• **Material shown**
════

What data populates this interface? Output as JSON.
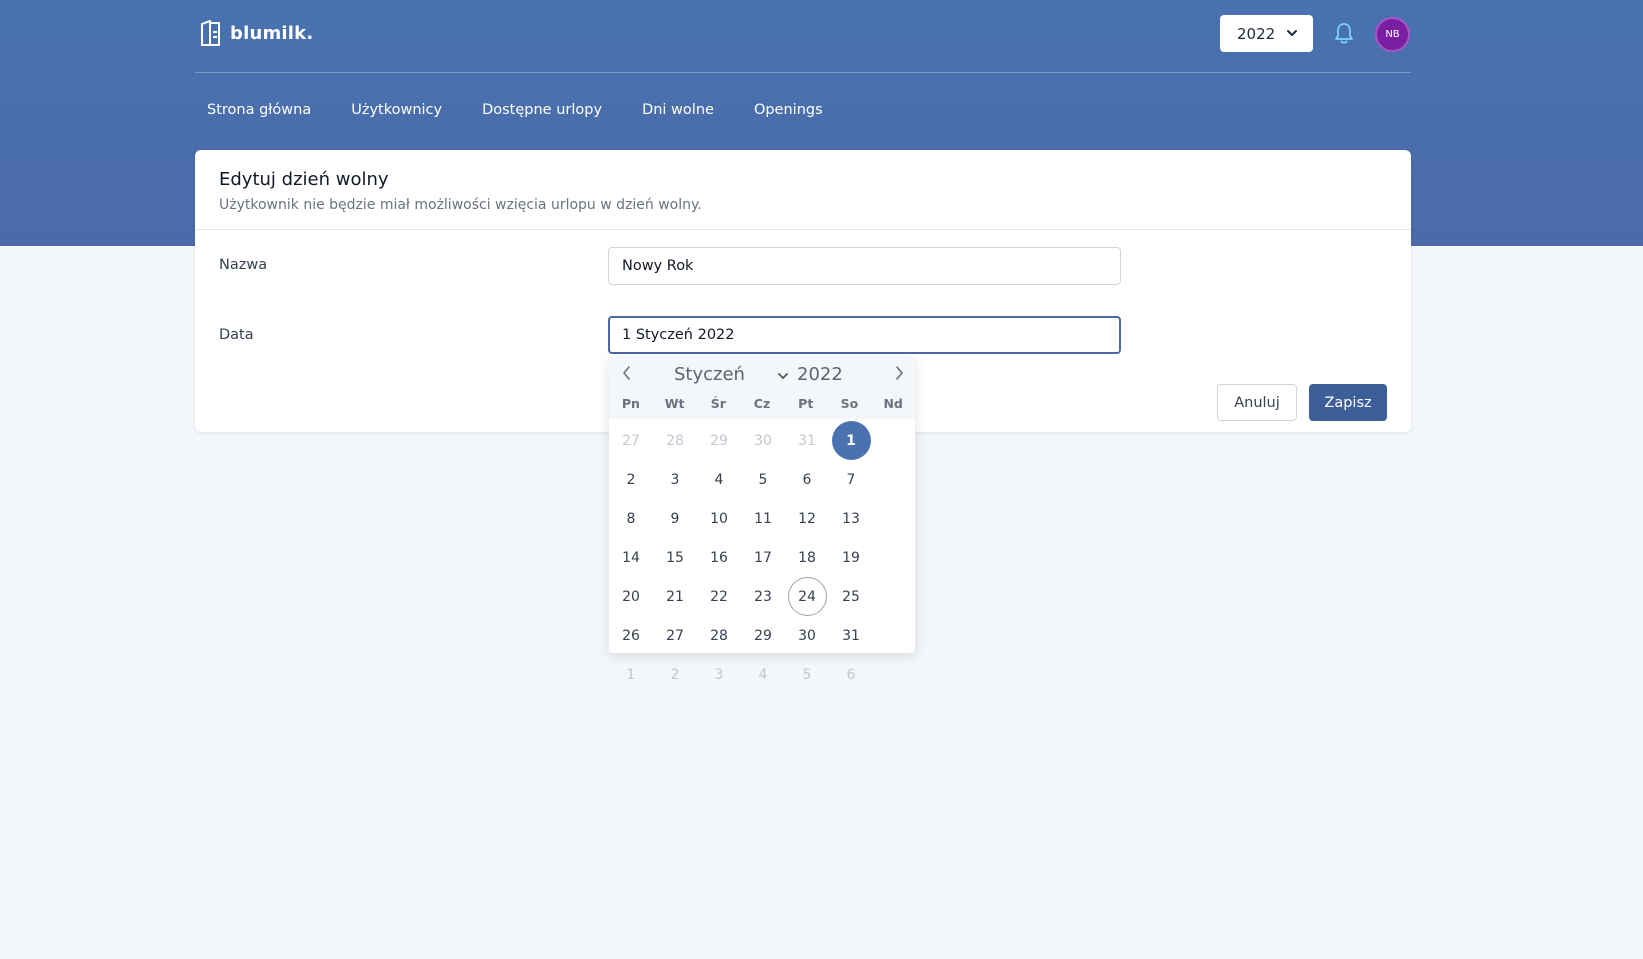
{
  "app": {
    "logo_text": "blumilk.",
    "year_select": "2022",
    "avatar_initials": "NB"
  },
  "nav": {
    "items": [
      {
        "label": "Strona główna"
      },
      {
        "label": "Użytkownicy"
      },
      {
        "label": "Dostępne urlopy"
      },
      {
        "label": "Dni wolne"
      },
      {
        "label": "Openings"
      }
    ]
  },
  "form": {
    "title": "Edytuj dzień wolny",
    "subtitle": "Użytkownik nie będzie miał możliwości wzięcia urlopu w dzień wolny.",
    "name_label": "Nazwa",
    "name_value": "Nowy Rok",
    "date_label": "Data",
    "date_value": "1 Styczeń 2022",
    "cancel_label": "Anuluj",
    "save_label": "Zapisz"
  },
  "calendar": {
    "month": "Styczeń",
    "year": "2022",
    "weekdays": [
      "Pn",
      "Wt",
      "Śr",
      "Cz",
      "Pt",
      "So",
      "Nd"
    ],
    "days": [
      {
        "d": "27",
        "muted": true
      },
      {
        "d": "28",
        "muted": true
      },
      {
        "d": "29",
        "muted": true
      },
      {
        "d": "30",
        "muted": true
      },
      {
        "d": "31",
        "muted": true
      },
      {
        "d": "1",
        "selected": true
      },
      {
        "d": "2"
      },
      {
        "d": "3"
      },
      {
        "d": "4"
      },
      {
        "d": "5"
      },
      {
        "d": "6"
      },
      {
        "d": "7"
      },
      {
        "d": "8"
      },
      {
        "d": "9"
      },
      {
        "d": "10"
      },
      {
        "d": "11"
      },
      {
        "d": "12"
      },
      {
        "d": "13"
      },
      {
        "d": "14"
      },
      {
        "d": "15"
      },
      {
        "d": "16"
      },
      {
        "d": "17"
      },
      {
        "d": "18"
      },
      {
        "d": "19"
      },
      {
        "d": "20"
      },
      {
        "d": "21"
      },
      {
        "d": "22"
      },
      {
        "d": "23"
      },
      {
        "d": "24",
        "today": true
      },
      {
        "d": "25"
      },
      {
        "d": "26"
      },
      {
        "d": "27"
      },
      {
        "d": "28"
      },
      {
        "d": "29"
      },
      {
        "d": "30"
      },
      {
        "d": "31"
      },
      {
        "d": "1",
        "muted": true
      },
      {
        "d": "2",
        "muted": true
      },
      {
        "d": "3",
        "muted": true
      },
      {
        "d": "4",
        "muted": true
      },
      {
        "d": "5",
        "muted": true
      },
      {
        "d": "6",
        "muted": true
      }
    ]
  },
  "colors": {
    "header_bg": "#4a72b0",
    "primary_button": "#3d5f99",
    "avatar_bg": "#7b1fa2",
    "selected_day": "#4a72b0"
  },
  "icons": {
    "logo": "blumilk-logo-icon",
    "bell": "bell-icon",
    "year_chevron": "chevron-down-icon",
    "prev_month": "chevron-left-icon",
    "next_month": "chevron-right-icon"
  }
}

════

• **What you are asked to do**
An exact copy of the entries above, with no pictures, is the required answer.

• **Answer to the exercise**
What data populates this interface? Output as JSON.
{
  "app": {
    "logo_text": "blumilk.",
    "year_select": "2022",
    "avatar_initials": "NB"
  },
  "nav": {
    "items": [
      {
        "label": "Strona główna"
      },
      {
        "label": "Użytkownicy"
      },
      {
        "label": "Dostępne urlopy"
      },
      {
        "label": "Dni wolne"
      },
      {
        "label": "Openings"
      }
    ]
  },
  "form": {
    "title": "Edytuj dzień wolny",
    "subtitle": "Użytkownik nie będzie miał możliwości wzięcia urlopu w dzień wolny.",
    "name_label": "Nazwa",
    "name_value": "Nowy Rok",
    "date_label": "Data",
    "date_value": "1 Styczeń 2022",
    "cancel_label": "Anuluj",
    "save_label": "Zapisz"
  },
  "calendar": {
    "month": "Styczeń",
    "year": "2022",
    "weekdays": [
      "Pn",
      "Wt",
      "Śr",
      "Cz",
      "Pt",
      "So",
      "Nd"
    ],
    "days": [
      {
        "d": "27",
        "muted": true
      },
      {
        "d": "28",
        "muted": true
      },
      {
        "d": "29",
        "muted": true
      },
      {
        "d": "30",
        "muted": true
      },
      {
        "d": "31",
        "muted": true
      },
      {
        "d": "1",
        "selected": true
      },
      {
        "d": "2"
      },
      {
        "d": "3"
      },
      {
        "d": "4"
      },
      {
        "d": "5"
      },
      {
        "d": "6"
      },
      {
        "d": "7"
      },
      {
        "d": "8"
      },
      {
        "d": "9"
      },
      {
        "d": "10"
      },
      {
        "d": "11"
      },
      {
        "d": "12"
      },
      {
        "d": "13"
      },
      {
        "d": "14"
      },
      {
        "d": "15"
      },
      {
        "d": "16"
      },
      {
        "d": "17"
      },
      {
        "d": "18"
      },
      {
        "d": "19"
      },
      {
        "d": "20"
      },
      {
        "d": "21"
      },
      {
        "d": "22"
      },
      {
        "d": "23"
      },
      {
        "d": "24",
        "today": true
      },
      {
        "d": "25"
      },
      {
        "d": "26"
      },
      {
        "d": "27"
      },
      {
        "d": "28"
      },
      {
        "d": "29"
      },
      {
        "d": "30"
      },
      {
        "d": "31"
      },
      {
        "d": "1",
        "muted": true
      },
      {
        "d": "2",
        "muted": true
      },
      {
        "d": "3",
        "muted": true
      },
      {
        "d": "4",
        "muted": true
      },
      {
        "d": "5",
        "muted": true
      },
      {
        "d": "6",
        "muted": true
      }
    ]
  },
  "colors": {
    "header_bg": "#4a72b0",
    "primary_button": "#3d5f99",
    "avatar_bg": "#7b1fa2",
    "selected_day": "#4a72b0"
  },
  "icons": {
    "logo": "blumilk-logo-icon",
    "bell": "bell-icon",
    "year_chevron": "chevron-down-icon",
    "prev_month": "chevron-left-icon",
    "next_month": "chevron-right-icon"
  }
}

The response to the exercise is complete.